Because of its many trails and tracks, its exquisite views and scenery of awe-inspiring mountains, valleys, volcanoes, dramatic cloud-play, myriads of climate zones, and crystal clear sea, La Palma “La Isla Bonita” — part of the Spanish Canary Islands — is celebrated as the definite hiking island.
It’s true, hiking the island is simply a must with its more than 1,000 km of auto-guided, signposted paths. And for an area of only 750 square kilometers that’s without any doubt very generous. Besides that, one doesn’t go to La Palma for the (black) beaches: there aren’t plenty that are accessible or calm, and for typical sun, white-sand beach-goers some of the other Canary islands, like Tenerife or Fuerteventura, may be the better choice.
In any case, in La Palma there are several types of hiking maps obtainable to do-it-yourself, although different maps show slightly different routes, and in “the field” itself signposting is not always accurate — to say the least. Mind that you won’t be the first to get lost and to end up walking an unplanned trek.
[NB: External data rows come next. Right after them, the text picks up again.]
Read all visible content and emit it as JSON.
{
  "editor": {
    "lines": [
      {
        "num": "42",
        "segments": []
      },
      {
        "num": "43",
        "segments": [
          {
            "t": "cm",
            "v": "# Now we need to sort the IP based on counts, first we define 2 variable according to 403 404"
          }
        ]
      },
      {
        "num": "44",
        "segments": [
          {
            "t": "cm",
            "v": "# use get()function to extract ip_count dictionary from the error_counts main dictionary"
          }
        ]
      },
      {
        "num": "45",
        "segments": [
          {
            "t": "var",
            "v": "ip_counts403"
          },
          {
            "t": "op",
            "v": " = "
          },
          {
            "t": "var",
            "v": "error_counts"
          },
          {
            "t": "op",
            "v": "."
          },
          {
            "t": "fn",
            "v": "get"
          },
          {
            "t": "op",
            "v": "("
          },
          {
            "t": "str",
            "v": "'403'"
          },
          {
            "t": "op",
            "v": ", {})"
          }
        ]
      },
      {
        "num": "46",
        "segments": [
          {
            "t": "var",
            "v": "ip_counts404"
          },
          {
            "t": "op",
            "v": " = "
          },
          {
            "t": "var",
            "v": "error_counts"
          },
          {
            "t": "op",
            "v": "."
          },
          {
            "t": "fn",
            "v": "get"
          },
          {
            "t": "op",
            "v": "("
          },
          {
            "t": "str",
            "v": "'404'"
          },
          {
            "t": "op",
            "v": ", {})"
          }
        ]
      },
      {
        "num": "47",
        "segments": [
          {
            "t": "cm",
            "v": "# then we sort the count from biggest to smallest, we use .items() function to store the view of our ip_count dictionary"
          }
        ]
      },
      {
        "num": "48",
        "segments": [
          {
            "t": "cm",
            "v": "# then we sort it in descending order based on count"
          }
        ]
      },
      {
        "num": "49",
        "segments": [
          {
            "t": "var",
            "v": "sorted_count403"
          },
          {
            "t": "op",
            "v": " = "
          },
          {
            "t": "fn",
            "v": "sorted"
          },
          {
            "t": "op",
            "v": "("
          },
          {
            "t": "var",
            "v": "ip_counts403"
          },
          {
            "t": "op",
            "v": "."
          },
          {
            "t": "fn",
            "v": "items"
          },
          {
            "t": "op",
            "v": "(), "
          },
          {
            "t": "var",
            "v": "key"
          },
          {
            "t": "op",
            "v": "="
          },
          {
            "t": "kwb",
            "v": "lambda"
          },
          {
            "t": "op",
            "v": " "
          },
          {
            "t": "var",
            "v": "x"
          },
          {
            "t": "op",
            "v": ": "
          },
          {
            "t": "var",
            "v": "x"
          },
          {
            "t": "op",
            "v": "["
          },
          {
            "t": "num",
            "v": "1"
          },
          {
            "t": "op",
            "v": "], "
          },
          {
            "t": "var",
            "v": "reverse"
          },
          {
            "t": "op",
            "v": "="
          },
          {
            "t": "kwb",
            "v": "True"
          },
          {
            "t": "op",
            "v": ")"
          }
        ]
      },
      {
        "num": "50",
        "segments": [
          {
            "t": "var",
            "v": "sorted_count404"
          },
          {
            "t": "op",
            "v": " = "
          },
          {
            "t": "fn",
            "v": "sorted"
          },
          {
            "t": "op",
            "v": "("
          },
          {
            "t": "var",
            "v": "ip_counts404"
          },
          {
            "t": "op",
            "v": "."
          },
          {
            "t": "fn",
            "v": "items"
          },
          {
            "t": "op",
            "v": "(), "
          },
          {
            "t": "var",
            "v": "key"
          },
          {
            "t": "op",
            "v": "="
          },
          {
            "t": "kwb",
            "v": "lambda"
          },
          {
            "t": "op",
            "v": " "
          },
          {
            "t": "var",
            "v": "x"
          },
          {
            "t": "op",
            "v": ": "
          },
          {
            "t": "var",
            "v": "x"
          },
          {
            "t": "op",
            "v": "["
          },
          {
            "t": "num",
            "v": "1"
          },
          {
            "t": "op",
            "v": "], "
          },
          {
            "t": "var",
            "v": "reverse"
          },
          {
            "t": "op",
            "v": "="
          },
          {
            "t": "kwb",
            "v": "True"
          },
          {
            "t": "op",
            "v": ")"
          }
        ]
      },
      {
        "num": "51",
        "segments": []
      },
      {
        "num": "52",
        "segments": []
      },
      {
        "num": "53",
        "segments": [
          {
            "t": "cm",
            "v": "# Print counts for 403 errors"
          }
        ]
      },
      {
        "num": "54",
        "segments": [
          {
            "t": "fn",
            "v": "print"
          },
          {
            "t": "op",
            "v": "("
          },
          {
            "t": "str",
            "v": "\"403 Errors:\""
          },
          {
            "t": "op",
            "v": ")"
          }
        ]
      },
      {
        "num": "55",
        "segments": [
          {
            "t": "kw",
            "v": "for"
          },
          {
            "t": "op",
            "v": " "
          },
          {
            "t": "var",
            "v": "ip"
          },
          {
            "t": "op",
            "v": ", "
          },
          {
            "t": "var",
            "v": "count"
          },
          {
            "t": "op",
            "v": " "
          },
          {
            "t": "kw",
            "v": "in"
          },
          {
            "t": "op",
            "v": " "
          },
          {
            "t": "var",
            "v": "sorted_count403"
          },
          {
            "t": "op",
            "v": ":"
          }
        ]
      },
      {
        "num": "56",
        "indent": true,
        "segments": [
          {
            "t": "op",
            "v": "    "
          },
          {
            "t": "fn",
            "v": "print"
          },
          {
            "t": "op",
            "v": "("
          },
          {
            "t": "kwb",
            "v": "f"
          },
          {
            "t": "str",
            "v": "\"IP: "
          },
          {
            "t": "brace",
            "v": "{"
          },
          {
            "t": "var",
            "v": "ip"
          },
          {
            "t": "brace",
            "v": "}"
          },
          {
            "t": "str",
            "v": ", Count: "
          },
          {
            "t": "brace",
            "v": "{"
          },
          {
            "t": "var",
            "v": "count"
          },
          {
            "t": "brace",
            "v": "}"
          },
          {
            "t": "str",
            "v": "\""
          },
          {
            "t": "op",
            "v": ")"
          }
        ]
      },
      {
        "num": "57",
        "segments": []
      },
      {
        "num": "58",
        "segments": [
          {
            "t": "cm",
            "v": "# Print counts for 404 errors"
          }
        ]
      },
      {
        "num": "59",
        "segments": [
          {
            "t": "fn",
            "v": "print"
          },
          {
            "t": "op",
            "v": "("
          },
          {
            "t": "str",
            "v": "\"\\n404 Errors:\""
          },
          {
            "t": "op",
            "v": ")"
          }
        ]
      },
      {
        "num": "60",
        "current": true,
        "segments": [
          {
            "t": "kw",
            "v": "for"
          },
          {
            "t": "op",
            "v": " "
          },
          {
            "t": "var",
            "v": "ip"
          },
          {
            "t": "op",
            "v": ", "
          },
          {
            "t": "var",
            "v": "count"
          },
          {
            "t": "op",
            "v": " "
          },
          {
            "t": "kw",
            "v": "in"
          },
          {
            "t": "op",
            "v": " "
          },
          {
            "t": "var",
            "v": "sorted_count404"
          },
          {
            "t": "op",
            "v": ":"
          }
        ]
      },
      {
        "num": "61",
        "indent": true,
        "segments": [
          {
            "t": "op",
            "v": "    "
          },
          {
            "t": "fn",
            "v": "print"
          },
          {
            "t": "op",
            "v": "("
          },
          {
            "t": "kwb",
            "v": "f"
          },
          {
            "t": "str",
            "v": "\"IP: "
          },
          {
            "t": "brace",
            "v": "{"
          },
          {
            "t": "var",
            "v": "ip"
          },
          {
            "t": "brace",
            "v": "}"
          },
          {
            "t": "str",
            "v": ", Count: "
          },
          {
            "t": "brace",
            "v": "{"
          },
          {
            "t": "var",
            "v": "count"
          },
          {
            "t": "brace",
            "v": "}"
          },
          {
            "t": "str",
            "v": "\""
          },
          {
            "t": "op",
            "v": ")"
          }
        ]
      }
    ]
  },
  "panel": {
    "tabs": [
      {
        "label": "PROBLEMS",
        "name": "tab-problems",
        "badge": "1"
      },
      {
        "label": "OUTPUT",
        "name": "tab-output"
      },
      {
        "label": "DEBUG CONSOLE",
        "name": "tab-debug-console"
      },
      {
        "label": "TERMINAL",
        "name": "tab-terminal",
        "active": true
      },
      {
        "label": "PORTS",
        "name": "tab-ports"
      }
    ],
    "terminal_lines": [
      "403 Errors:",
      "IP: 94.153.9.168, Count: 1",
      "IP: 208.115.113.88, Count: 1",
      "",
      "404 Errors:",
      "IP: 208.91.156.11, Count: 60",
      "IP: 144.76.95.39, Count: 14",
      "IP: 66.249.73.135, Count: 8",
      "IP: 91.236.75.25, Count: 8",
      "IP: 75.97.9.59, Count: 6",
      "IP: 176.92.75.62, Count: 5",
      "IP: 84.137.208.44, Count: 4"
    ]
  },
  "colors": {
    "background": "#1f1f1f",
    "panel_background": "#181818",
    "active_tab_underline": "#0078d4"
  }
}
On the whole, walking the La Palma tracks and paths isn’t easy at all. If you think you’ll enjoy a relaxed little walk going for a smooth, sunday-afternoon hike, you’ll think twice after having finished you’re first outing. It’s simply tough out there!
The terrain is incredibly steep, and “taking” the ravines and canyons, the so-called barrancos, is an integral, recurring event of the walking-game. After a few of those, they become maddening obstacles, asking top-notch effort of your knees and thighs, not to speak of your heart and lungs.
Although not the highest island of the Canary Islands (the maximum height on La Palma is about 2,400 m), La Palma is known as one of the steepest in the world, and to give you the picture — with a car one can climb up from sea level to 1,500 meters in about 15 minutes.
In fact, the island knows almost no flat terrain at all. Most of the flat parts are artificially, man-made areas, except for a few small, natural beach areas, and here and there some moderately flat plains in the mountains.
But that’s not all. While on a hike, you need to stay focused continuously because the terrain changes rapidly. One minute it’s dry and sandy, and some moments later you’ll find yourself on a tapestry of sliding pine needles looking into a 2,000 meter deep ravine. Then again it becomes wet and slippery, or rocky with rolling stones giving a serious risk of tumbling into one of La Palma’s famous barrancos.
Being covered by trees and canopy it gets cold or wet or both, but uncovered it gets incredibly hot or very windy, and you’ll need instant protection of head and face. Furthermore, La Palma is renowned for its rapidly changing weather due to countless micro-climate zones, so you’ll basically need all-weather clothing with you.
As it is, you need to be in good physical condition and have enough mental endurance to keep things safe and get the most out of La Palma’s challenging natural make-up.
Besides that, one would normally walk 4 to 5 km per hour but on La Palma that’s rather impossible, and a max of 2 km/hour is certainly no exception. It’s something to be aware of because it means that a 12 km hike could easily take up to 6 hours, not counting rest breaks.
You see, hiking on La Palma isn’t paradise. It’s great, beautiful, I love the island, its people, and its scenery, but hiking it is tough material. It has its own very particular characteristics, and they need to be taken seriously. But with some sane thinking and the proper precautions, it’s a hell of worthwhile trip out there.